Indian cricket has been on a high over the last few years; the team has performed well for the most part, barring an odd hiccup like the one against New Zealand recently. But while no one can dispute the skill and talent the current team possesses, establishing a strong bench is necessary for the Men in Blue to maintain the lofty standards that they have set.
Bench strength helps a team face all kinds of adversities, especially injury or lack of form. And it is a no-brainer that improving the standard of domestic cricket will go a long way in this regard. But the question is: how?
Ramping up the Duleep Trophy
Many argue that the Duleep Trophy should be made the primary domestic tournament in the country. The Duleep Trophy can be moved back to the erstwhile zonal competition format, which can be further improved if it is played on a home-and-away basis.
We can have a few pink ball matches thrown in as well to get the second string players acclimatized to day-night conditions. This will ensure the bench strength is tested against quality opposition even in domestic cricket, and that only the battle-hardened make it to the Indian team.
In other words, the Duleep Trophy can become the feeder system for international cricket, and the Ranji Trophy can in turn be the feeder system for Duleep Trophy.
Creative scheduling changes
The Indian domestic calendar should be structured creatively in such a way that Duleep Trophy matches begin on the second day of a Test match (in case there is an Indian home series in progress). That way, members of the squad who fail to make it to the playing XI for the Test match, can play competitive cricket in the form of Duleep Trophy.
Similarly, Ranji Trophy matches should start one day after that, so that the players left out of the Duleep Trophy playing XI can play at a level below. Moreover, the Ranji Trophy knockout matches could be scheduled after the completion of the Duleep Trophy. That would enable the best cricketers to be available for the Ranji teams in the knock-out stages, thus keeping the competitive spirit high in the deciding phase of the tournament.
Shadow India A tours
The India A program under the mentorship of Rahul Dravid has been a great success. It has paid rich dividends already, as can be seen by the success of players like Mayank Agarwal and Shreyas Iyer. This program can be enhanced further by increasing the frequency of tours for the A team.
One way to do that could be to have a shadow India A tour along with the Indian Test team. The A team tour could start a little earlier, so that some of the Test players can also play those matches - as was the case before India's recent tour of New Zealand.
Here again, the India A matches could be scheduled to start the day following the start of the Test match. That way the Test squad members who don't make the XI can play the A games and get sufficient match practice.
The Indian Test and A teams could practise together in the days leading to a Test match, ensuring that good quality opposition is available during the net sessions.
The presence of the A team in the same country would also help to get easy replacements for the main team in case of any injuries.

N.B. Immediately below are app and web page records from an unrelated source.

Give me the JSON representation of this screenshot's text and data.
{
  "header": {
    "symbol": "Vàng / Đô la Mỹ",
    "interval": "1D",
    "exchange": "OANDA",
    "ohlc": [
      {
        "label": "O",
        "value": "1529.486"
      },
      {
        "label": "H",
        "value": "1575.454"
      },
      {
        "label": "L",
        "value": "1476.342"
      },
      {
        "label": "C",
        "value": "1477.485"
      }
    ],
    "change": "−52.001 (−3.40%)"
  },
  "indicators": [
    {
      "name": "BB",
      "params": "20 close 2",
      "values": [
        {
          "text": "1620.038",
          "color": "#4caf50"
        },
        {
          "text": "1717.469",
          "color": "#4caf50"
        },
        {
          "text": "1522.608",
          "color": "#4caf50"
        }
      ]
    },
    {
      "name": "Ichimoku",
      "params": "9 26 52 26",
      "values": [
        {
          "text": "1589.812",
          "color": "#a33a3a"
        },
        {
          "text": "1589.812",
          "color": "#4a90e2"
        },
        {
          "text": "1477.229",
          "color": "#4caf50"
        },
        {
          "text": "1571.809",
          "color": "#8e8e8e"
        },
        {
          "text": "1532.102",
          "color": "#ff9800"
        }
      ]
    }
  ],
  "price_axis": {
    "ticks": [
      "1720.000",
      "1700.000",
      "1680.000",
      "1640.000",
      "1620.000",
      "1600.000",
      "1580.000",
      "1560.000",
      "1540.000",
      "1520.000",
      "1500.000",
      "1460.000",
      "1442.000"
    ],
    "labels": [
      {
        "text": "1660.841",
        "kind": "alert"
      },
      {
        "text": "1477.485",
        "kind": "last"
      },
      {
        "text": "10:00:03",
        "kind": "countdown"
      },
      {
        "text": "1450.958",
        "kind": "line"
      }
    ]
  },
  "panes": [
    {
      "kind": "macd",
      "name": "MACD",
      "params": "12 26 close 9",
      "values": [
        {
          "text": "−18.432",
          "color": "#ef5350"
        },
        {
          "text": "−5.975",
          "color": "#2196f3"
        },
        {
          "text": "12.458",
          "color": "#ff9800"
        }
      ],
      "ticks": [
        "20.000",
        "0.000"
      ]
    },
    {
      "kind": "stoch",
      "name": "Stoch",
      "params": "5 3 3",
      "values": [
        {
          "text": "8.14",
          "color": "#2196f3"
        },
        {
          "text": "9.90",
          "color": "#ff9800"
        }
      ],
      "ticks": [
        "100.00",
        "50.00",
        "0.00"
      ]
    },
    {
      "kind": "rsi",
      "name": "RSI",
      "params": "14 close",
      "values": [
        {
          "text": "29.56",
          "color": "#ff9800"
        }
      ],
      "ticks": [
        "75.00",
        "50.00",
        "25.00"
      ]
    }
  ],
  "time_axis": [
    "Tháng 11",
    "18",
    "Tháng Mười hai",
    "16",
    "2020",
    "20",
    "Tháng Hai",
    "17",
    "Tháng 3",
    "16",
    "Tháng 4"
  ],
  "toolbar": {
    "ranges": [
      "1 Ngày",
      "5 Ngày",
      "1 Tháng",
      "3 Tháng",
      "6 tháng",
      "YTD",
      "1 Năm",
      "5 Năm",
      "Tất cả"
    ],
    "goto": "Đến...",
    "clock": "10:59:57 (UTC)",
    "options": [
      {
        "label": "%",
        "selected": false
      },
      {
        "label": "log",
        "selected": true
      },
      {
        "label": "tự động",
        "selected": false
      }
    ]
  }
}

The replacement player would already be acclimatized to the conditions too, instead of coming in cold.
The concept of shadow tours was also backed recently by Ajinkya Rahane. But Rahane also emphasized that the best benefits can be derived only if the playing conditions are similar to the international games.
"I feel it is important to have a shadow tour because you get to know the conditions really well," Rahane said. "The only thing I feel is the wickets that we get in shadow games are completely different than what we get in international games."
"That’s an area (of concern), but you cannot control that when you go overseas. But I feel if we can get similar conditions that we get in international matches, that will be better," he added.
The Board of Control for Cricket in India (BCCI) could try and exercise its clout in the international arena to get what Rahane asked for. Board President Sourav Ganguly took great pride in India's away Test performances when he was a player, so he will likely be keen to address this issue.
Having good bench strength is the best way forward for the Indian team. The three measures outlined above could help massively in this regard, as the fringe players would always be confronted with quality opposition and varying conditions. That in turn would ensure that only the most in-form players, who are also accustomed to playing in the current conditions, are picked for the national team.